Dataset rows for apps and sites
::::::::::

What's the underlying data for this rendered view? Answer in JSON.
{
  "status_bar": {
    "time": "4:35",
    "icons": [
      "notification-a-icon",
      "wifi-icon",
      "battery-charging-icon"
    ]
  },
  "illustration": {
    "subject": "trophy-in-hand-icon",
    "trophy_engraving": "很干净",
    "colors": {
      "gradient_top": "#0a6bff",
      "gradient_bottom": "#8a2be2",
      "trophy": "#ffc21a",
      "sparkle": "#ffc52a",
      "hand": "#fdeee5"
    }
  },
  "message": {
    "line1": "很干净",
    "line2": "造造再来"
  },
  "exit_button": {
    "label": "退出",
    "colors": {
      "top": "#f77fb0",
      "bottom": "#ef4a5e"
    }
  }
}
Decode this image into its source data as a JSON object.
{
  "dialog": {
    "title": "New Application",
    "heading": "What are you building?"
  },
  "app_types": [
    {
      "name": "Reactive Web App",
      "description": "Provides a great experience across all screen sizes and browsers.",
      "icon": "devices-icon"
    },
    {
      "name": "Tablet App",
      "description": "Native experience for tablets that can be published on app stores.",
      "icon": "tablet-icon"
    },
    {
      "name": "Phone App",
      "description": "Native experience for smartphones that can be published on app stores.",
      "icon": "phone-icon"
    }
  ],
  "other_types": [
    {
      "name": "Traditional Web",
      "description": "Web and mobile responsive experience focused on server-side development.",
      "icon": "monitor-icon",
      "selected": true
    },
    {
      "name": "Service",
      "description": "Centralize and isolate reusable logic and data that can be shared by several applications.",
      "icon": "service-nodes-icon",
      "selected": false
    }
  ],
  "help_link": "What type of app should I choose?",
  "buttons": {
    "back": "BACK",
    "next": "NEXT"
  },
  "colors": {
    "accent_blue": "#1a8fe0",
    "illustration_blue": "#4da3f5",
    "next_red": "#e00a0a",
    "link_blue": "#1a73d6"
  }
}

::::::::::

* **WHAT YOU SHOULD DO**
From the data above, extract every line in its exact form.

* **EXPECTED ANSWER**
What's the underlying data for this rendered view? Answer in JSON.
{
  "status_bar": {
    "time": "4:35",
    "icons": [
      "notification-a-icon",
      "wifi-icon",
      "battery-charging-icon"
    ]
  },
  "illustration": {
    "subject": "trophy-in-hand-icon",
    "trophy_engraving": "很干净",
    "colors": {
      "gradient_top": "#0a6bff",
      "gradient_bottom": "#8a2be2",
      "trophy": "#ffc21a",
      "sparkle": "#ffc52a",
      "hand": "#fdeee5"
    }
  },
  "message": {
    "line1": "很干净",
    "line2": "造造再来"
  },
  "exit_button": {
    "label": "退出",
    "colors": {
      "top": "#f77fb0",
      "bottom": "#ef4a5e"
    }
  }
}
Decode this image into its source data as a JSON object.
{
  "dialog": {
    "title": "New Application",
    "heading": "What are you building?"
  },
  "app_types": [
    {
      "name": "Reactive Web App",
      "description": "Provides a great experience across all screen sizes and browsers.",
      "icon": "devices-icon"
    },
    {
      "name": "Tablet App",
      "description": "Native experience for tablets that can be published on app stores.",
      "icon": "tablet-icon"
    },
    {
      "name": "Phone App",
      "description": "Native experience for smartphones that can be published on app stores.",
      "icon": "phone-icon"
    }
  ],
  "other_types": [
    {
      "name": "Traditional Web",
      "description": "Web and mobile responsive experience focused on server-side development.",
      "icon": "monitor-icon",
      "selected": true
    },
    {
      "name": "Service",
      "description": "Centralize and isolate reusable logic and data that can be shared by several applications.",
      "icon": "service-nodes-icon",
      "selected": false
    }
  ],
  "help_link": "What type of app should I choose?",
  "buttons": {
    "back": "BACK",
    "next": "NEXT"
  },
  "colors": {
    "accent_blue": "#1a8fe0",
    "illustration_blue": "#4da3f5",
    "next_red": "#e00a0a",
    "link_blue": "#1a73d6"
  }
}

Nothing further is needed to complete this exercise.